DATASET CONTENT
○ ○ ○ ○
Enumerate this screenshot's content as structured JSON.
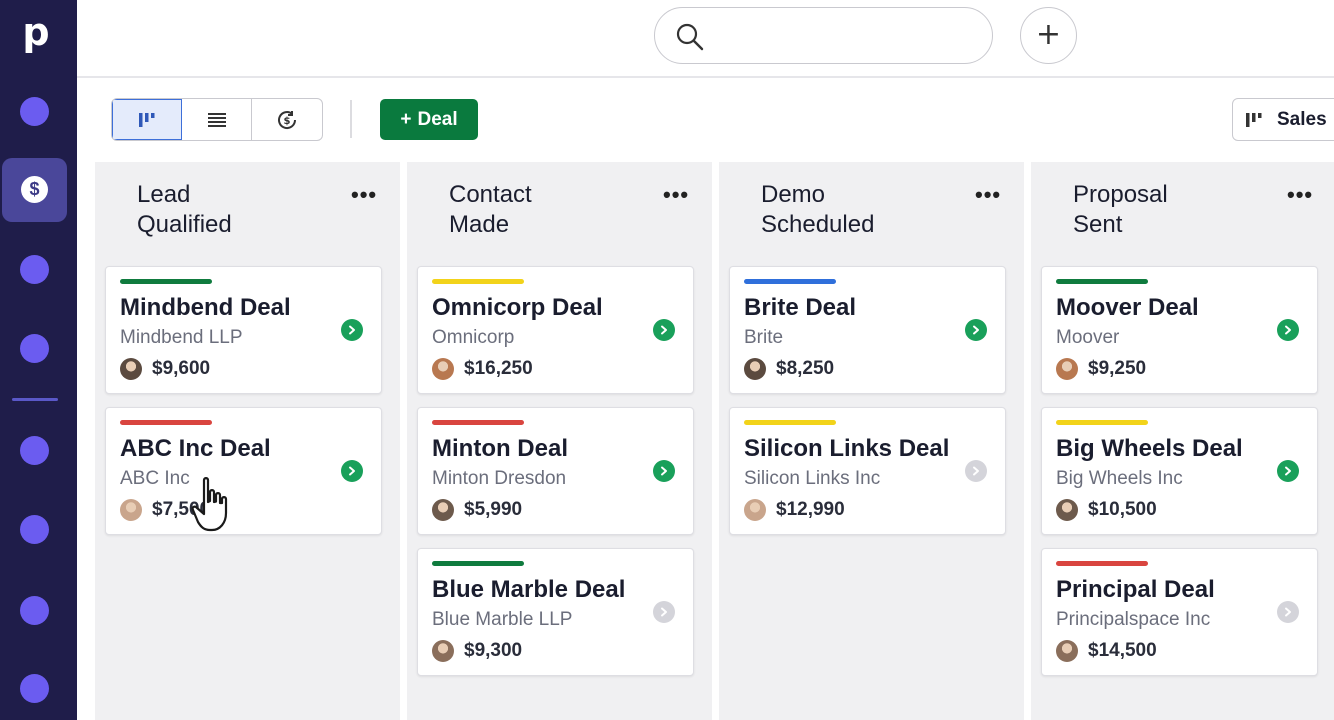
{
  "app": {
    "logo": "p"
  },
  "search": {
    "placeholder": ""
  },
  "toolbar": {
    "add_deal": "Deal",
    "pipeline_label": "Sales"
  },
  "colors": {
    "green": "#0f7b3e",
    "yellow": "#f2d31a",
    "red": "#d9453f",
    "blue": "#2f6fdb"
  },
  "columns": [
    {
      "title_line1": "Lead",
      "title_line2": "Qualified",
      "cards": [
        {
          "title": "Mindbend Deal",
          "org": "Mindbend LLP",
          "value": "$9,600",
          "bar": "green",
          "status": "active"
        },
        {
          "title": "ABC Inc Deal",
          "org": "ABC Inc",
          "value": "$7,500",
          "bar": "red",
          "status": "active"
        }
      ]
    },
    {
      "title_line1": "Contact",
      "title_line2": "Made",
      "cards": [
        {
          "title": "Omnicorp Deal",
          "org": "Omnicorp",
          "value": "$16,250",
          "bar": "yellow",
          "status": "active"
        },
        {
          "title": "Minton Deal",
          "org": "Minton Dresdon",
          "value": "$5,990",
          "bar": "red",
          "status": "active"
        },
        {
          "title": "Blue Marble Deal",
          "org": "Blue Marble LLP",
          "value": "$9,300",
          "bar": "green",
          "status": "inactive"
        }
      ]
    },
    {
      "title_line1": "Demo",
      "title_line2": "Scheduled",
      "cards": [
        {
          "title": "Brite Deal",
          "org": "Brite",
          "value": "$8,250",
          "bar": "blue",
          "status": "active"
        },
        {
          "title": "Silicon Links Deal",
          "org": "Silicon Links Inc",
          "value": "$12,990",
          "bar": "yellow",
          "status": "inactive"
        }
      ]
    },
    {
      "title_line1": "Proposal",
      "title_line2": "Sent",
      "cards": [
        {
          "title": "Moover Deal",
          "org": "Moover",
          "value": "$9,250",
          "bar": "green",
          "status": "active"
        },
        {
          "title": "Big Wheels Deal",
          "org": "Big Wheels Inc",
          "value": "$10,500",
          "bar": "yellow",
          "status": "active"
        },
        {
          "title": "Principal Deal",
          "org": "Principalspace Inc",
          "value": "$14,500",
          "bar": "red",
          "status": "inactive"
        }
      ]
    }
  ]
}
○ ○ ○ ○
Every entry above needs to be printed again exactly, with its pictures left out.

RESULT FOR THIS TASK
Enumerate this screenshot's content as structured JSON.
{
  "app": {
    "logo": "p"
  },
  "search": {
    "placeholder": ""
  },
  "toolbar": {
    "add_deal": "Deal",
    "pipeline_label": "Sales"
  },
  "colors": {
    "green": "#0f7b3e",
    "yellow": "#f2d31a",
    "red": "#d9453f",
    "blue": "#2f6fdb"
  },
  "columns": [
    {
      "title_line1": "Lead",
      "title_line2": "Qualified",
      "cards": [
        {
          "title": "Mindbend Deal",
          "org": "Mindbend LLP",
          "value": "$9,600",
          "bar": "green",
          "status": "active"
        },
        {
          "title": "ABC Inc Deal",
          "org": "ABC Inc",
          "value": "$7,500",
          "bar": "red",
          "status": "active"
        }
      ]
    },
    {
      "title_line1": "Contact",
      "title_line2": "Made",
      "cards": [
        {
          "title": "Omnicorp Deal",
          "org": "Omnicorp",
          "value": "$16,250",
          "bar": "yellow",
          "status": "active"
        },
        {
          "title": "Minton Deal",
          "org": "Minton Dresdon",
          "value": "$5,990",
          "bar": "red",
          "status": "active"
        },
        {
          "title": "Blue Marble Deal",
          "org": "Blue Marble LLP",
          "value": "$9,300",
          "bar": "green",
          "status": "inactive"
        }
      ]
    },
    {
      "title_line1": "Demo",
      "title_line2": "Scheduled",
      "cards": [
        {
          "title": "Brite Deal",
          "org": "Brite",
          "value": "$8,250",
          "bar": "blue",
          "status": "active"
        },
        {
          "title": "Silicon Links Deal",
          "org": "Silicon Links Inc",
          "value": "$12,990",
          "bar": "yellow",
          "status": "inactive"
        }
      ]
    },
    {
      "title_line1": "Proposal",
      "title_line2": "Sent",
      "cards": [
        {
          "title": "Moover Deal",
          "org": "Moover",
          "value": "$9,250",
          "bar": "green",
          "status": "active"
        },
        {
          "title": "Big Wheels Deal",
          "org": "Big Wheels Inc",
          "value": "$10,500",
          "bar": "yellow",
          "status": "active"
        },
        {
          "title": "Principal Deal",
          "org": "Principalspace Inc",
          "value": "$14,500",
          "bar": "red",
          "status": "inactive"
        }
      ]
    }
  ]
}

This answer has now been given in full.